TASK DETAILS → Tell how many lines in the data hold "position", giving that figure alone.

════════════════════

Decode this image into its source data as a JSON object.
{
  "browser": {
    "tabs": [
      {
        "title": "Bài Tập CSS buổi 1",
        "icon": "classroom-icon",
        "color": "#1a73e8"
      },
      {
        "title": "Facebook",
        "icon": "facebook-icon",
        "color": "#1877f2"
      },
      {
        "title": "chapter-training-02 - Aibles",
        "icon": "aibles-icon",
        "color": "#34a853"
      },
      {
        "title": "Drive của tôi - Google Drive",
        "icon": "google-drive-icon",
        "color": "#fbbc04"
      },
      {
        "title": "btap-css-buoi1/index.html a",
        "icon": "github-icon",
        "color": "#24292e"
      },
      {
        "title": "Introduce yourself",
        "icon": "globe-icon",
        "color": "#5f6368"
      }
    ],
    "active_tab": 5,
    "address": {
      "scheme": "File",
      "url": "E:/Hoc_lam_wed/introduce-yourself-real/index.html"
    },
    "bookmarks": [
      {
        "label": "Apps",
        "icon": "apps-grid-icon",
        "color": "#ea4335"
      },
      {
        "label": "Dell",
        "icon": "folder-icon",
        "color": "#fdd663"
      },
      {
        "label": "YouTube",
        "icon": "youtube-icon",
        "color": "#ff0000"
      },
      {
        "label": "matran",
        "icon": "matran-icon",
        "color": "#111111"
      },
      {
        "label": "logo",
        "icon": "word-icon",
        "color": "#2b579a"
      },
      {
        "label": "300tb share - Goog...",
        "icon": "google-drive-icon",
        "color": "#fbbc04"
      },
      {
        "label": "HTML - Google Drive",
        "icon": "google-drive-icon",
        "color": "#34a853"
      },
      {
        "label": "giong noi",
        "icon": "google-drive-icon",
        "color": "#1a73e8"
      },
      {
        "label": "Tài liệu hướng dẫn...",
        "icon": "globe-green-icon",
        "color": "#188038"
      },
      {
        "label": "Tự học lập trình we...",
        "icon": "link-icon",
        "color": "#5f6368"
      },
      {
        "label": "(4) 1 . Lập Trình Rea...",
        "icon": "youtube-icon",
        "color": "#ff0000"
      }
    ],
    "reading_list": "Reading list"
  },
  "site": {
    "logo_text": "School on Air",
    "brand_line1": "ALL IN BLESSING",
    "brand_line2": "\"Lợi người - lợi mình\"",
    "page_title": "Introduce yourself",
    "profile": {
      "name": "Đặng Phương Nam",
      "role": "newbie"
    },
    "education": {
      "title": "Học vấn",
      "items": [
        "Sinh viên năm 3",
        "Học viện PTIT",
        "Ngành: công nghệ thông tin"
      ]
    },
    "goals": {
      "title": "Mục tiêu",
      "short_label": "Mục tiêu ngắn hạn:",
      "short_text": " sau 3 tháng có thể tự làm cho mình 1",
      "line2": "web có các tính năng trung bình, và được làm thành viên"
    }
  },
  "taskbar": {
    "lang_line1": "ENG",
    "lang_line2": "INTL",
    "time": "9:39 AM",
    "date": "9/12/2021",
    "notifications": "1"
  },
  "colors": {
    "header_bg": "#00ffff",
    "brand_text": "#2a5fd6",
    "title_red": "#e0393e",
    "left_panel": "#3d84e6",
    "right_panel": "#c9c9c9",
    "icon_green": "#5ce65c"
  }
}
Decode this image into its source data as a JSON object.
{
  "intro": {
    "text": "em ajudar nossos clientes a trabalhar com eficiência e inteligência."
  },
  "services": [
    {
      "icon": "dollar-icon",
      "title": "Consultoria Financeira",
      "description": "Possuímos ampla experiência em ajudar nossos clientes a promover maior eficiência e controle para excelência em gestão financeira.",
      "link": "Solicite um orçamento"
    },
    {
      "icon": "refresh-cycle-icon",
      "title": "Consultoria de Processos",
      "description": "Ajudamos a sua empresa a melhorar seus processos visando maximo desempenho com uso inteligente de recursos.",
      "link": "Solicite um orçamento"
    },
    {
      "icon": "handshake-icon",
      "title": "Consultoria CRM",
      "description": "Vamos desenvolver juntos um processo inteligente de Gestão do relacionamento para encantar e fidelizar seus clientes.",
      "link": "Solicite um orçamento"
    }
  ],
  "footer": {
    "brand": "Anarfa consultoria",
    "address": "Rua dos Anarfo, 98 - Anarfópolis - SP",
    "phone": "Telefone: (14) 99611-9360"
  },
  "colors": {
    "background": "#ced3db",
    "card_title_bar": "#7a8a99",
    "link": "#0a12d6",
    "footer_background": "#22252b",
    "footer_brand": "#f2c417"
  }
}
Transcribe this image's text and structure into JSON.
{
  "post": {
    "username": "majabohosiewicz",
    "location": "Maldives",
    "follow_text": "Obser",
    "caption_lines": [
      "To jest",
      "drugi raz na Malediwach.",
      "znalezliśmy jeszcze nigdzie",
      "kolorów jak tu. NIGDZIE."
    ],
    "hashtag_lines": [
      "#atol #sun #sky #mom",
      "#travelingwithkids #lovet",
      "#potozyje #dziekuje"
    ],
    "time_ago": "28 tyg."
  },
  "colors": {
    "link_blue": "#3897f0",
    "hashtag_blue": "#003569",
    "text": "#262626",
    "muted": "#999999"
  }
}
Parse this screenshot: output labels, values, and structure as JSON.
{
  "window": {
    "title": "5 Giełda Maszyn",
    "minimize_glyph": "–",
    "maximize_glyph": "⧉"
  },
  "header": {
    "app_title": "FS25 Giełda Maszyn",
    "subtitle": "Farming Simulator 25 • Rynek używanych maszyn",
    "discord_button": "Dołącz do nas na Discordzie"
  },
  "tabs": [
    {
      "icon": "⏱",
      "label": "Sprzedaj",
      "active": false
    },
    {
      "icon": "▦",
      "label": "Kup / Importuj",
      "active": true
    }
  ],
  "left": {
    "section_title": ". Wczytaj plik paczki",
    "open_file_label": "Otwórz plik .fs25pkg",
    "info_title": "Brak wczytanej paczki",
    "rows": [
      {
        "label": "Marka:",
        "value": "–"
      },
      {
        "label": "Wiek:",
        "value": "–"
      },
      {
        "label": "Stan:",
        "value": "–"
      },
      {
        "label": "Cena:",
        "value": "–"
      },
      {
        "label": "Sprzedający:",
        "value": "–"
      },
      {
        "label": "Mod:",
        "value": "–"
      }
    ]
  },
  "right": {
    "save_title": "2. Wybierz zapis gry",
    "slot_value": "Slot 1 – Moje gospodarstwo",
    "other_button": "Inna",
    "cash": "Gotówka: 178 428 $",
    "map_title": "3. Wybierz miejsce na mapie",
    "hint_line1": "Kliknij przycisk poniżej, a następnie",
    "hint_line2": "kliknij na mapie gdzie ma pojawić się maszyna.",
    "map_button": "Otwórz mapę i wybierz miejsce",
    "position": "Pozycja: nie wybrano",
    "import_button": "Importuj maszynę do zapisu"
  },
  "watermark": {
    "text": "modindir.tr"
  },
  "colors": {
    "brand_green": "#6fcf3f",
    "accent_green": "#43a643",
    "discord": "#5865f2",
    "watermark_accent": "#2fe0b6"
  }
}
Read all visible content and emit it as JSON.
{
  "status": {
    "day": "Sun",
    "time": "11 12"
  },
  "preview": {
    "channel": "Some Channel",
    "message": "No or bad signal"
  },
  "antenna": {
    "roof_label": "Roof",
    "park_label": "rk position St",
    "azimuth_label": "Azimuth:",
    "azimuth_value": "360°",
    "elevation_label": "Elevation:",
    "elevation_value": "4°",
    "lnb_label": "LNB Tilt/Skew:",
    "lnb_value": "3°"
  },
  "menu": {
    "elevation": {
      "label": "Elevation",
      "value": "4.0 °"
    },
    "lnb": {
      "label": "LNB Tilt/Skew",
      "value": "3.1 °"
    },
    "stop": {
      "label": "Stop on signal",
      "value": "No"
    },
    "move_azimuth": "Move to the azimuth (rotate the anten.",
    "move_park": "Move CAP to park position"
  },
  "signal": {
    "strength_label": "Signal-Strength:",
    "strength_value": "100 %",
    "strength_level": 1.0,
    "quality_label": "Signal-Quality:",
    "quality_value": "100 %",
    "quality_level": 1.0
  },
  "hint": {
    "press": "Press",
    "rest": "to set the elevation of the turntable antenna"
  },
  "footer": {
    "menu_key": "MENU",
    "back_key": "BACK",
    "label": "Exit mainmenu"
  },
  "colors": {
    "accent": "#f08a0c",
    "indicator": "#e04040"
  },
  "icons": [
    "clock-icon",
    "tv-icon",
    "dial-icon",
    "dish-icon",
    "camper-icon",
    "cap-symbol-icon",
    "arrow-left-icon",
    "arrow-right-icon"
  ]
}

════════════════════

ANSWER TO THE EXERCISE → 3